Members of Pitt State’s Black Student Association (BSA) will have the opportunity to attend the 43rd annual Big XII Conference on Black Student Government at the University of Oklahoma from Thursday, Feb. 20 through Sunday, Feb. 23.
The Big XII Conference is an opportunity for members of Black Student Governments from around the country to come together as well as attend workshops and listen to speakers.
“Originating from the Big Eight, together with their Black Student Government programs and wanted to create an event in which Black Student Governments could, number one feed off of each other, and number two gets outside ideas and also attend black leadership seminars,” said BSA President D’André Phillips, junior in mathematics.
Six students from the BSA will attend the conference; three women and three men.
“Members who attend is based off criteria and have a certain GPA within BSA and be an active member, which means they pay their membership dues and attend other programs including Hispanics of Today (HOT) and NASA (Native American Student Association) and attend at least two of their events throughout semester and help with BSA events,” Phillips said.
According to the University of Oklahoma website, the conference was founded in 1977 when, “Black students from all the schools in the Big Eight Conference came together in recognition that they were suffering from similar problems at their respective institutions.” Their mission is to, “…provide strong, determined and courageous leadership and advocacy to affect our social and academic environments toward consideration of this community’s collective concerns and issues where it pertains to the educational, socio-cultural, economic, and spiritual well-being of this community.”
This year’s theme is “Generation Us: Unifying Blackness Through Social Change.”
Senior in political science Courtlynn Rose will be attending the conference for the first time.
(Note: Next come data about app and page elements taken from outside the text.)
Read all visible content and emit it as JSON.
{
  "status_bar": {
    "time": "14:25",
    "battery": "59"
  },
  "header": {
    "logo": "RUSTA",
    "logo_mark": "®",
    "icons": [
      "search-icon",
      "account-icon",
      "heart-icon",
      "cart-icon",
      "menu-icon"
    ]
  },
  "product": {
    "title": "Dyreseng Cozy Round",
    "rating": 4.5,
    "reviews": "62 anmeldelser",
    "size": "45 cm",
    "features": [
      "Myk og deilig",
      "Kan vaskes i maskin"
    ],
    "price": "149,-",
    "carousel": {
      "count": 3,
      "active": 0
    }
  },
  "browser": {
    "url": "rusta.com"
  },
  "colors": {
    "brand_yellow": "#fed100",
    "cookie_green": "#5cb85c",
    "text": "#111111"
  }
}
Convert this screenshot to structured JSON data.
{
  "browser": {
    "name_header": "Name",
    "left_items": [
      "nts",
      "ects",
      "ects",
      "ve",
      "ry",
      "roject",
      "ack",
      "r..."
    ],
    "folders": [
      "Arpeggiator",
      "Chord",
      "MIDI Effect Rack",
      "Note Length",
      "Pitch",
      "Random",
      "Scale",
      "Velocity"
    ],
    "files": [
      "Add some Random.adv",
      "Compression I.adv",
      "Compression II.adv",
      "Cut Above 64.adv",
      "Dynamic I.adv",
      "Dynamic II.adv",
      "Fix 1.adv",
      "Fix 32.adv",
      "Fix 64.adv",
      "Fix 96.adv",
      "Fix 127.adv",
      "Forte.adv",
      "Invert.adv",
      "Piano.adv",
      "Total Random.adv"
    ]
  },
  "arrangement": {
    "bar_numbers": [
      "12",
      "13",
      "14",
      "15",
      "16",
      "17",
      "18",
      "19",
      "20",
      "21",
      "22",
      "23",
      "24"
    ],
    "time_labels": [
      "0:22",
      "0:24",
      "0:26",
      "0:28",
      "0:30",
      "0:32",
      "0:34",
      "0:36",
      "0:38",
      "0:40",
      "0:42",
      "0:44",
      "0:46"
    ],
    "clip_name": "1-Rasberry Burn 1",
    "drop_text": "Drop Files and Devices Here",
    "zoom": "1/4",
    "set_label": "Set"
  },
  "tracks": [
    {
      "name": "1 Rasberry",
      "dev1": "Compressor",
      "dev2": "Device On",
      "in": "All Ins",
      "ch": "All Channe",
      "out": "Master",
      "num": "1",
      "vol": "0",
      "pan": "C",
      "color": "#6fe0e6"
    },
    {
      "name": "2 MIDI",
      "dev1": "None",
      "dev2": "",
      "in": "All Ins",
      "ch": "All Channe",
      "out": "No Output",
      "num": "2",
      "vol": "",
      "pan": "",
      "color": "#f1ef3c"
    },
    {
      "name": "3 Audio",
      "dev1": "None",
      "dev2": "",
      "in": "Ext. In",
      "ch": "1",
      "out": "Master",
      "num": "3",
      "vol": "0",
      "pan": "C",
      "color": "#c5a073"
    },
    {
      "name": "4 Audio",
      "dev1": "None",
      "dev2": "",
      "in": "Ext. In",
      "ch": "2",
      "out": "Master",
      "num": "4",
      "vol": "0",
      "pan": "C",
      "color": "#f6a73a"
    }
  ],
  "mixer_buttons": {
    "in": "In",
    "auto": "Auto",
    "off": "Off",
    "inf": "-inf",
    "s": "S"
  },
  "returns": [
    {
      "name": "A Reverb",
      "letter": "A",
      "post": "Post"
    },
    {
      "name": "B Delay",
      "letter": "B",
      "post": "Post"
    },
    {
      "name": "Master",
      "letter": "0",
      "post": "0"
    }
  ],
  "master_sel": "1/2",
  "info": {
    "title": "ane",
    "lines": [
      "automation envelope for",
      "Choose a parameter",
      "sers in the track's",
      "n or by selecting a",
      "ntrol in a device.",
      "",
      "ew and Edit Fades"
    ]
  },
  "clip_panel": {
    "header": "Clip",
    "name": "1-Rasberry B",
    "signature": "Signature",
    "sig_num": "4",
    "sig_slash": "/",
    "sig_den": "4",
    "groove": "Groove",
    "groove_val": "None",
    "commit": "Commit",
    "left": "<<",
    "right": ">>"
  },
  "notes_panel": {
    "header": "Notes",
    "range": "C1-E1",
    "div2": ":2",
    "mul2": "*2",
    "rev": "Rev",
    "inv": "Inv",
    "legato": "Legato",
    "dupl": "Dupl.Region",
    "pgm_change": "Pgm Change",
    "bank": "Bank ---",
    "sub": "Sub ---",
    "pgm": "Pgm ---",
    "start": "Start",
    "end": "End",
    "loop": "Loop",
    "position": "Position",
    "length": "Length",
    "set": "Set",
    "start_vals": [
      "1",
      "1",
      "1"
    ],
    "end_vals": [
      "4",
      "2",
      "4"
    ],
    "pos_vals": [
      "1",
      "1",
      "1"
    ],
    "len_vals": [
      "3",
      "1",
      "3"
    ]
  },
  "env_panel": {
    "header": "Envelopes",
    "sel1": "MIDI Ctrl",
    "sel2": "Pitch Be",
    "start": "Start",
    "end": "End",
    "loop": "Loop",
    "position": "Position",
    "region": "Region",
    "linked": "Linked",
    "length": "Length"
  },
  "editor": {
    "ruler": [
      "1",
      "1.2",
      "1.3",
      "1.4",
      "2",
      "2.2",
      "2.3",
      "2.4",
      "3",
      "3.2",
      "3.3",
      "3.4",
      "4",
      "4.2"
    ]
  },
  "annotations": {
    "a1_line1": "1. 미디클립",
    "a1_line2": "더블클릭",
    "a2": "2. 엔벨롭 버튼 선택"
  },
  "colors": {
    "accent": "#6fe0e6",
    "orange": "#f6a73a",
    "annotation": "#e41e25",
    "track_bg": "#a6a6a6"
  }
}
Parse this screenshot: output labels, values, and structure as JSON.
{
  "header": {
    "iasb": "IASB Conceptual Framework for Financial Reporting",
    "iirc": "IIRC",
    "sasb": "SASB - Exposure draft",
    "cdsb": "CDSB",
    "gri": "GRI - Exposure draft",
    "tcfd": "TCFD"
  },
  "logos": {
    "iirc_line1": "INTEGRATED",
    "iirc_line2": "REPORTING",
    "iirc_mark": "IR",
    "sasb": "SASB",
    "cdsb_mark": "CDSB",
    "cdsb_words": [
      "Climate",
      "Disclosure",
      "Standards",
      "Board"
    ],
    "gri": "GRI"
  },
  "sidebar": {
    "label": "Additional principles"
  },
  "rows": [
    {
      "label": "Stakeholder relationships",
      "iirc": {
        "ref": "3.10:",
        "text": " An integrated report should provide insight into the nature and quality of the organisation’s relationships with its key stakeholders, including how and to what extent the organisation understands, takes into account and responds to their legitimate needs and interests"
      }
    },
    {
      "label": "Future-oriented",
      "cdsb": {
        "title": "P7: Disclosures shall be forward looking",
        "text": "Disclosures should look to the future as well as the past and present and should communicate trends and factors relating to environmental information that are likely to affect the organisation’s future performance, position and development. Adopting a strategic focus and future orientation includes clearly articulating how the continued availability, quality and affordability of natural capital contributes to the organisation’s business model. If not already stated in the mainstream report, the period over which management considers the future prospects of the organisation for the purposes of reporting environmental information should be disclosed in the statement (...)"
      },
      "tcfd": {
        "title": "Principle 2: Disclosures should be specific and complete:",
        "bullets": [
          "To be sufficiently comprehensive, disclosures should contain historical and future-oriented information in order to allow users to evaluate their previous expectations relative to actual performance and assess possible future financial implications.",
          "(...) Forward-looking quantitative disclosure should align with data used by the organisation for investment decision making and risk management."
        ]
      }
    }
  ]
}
“I had heard about it from students in the past and have always wanted to go,” Rose said. “They all said they felt empowered and inspired after going. I am excited about one of the keynote speakers which is Angela Davis.”
Phillips attended the previous conference and said it was, “bigger than (he) ever imagined.”
“There were over 1,000 students there from all over the country,” Phillips said. “It was just an eye-opener for me because this school is primarily Caucasian but going there, I was around thousands of people that are African-American, specifically, and these people were doctors… and lawyers. These people were other African-American students who want to achieve higher education just like me.”
Phillips believes, especially as an African-American student, having the opportunity to attend conferences like this is very important.
“I think those are all great things to attend,” Phillips said. “…I wasn’t able to learn because I grew up in a predominantly white community, so I was able to experience Historically Black College University (HBCU). So, we were able to experience that culture which is the inverse of what Pittsburg State is. There’s nothing wrong with going to predominantly white or predominantly black colleges, it’s just getting those experiences is something I believe will help you become a better, well-rounded individual.”
The conference will be a great way to witness black excellence, according to Assistant Director of the Office of Student Diversity Emely Flores.
“They’ll get to see black excellence and have examples of what it looks like as far as someone who wants to step out of the normal routine and wants to strive for greatness and be inspired,” Flores said. “Then bring back whatever inspired them back to campus and the community here in the SEK area to help raise awareness.”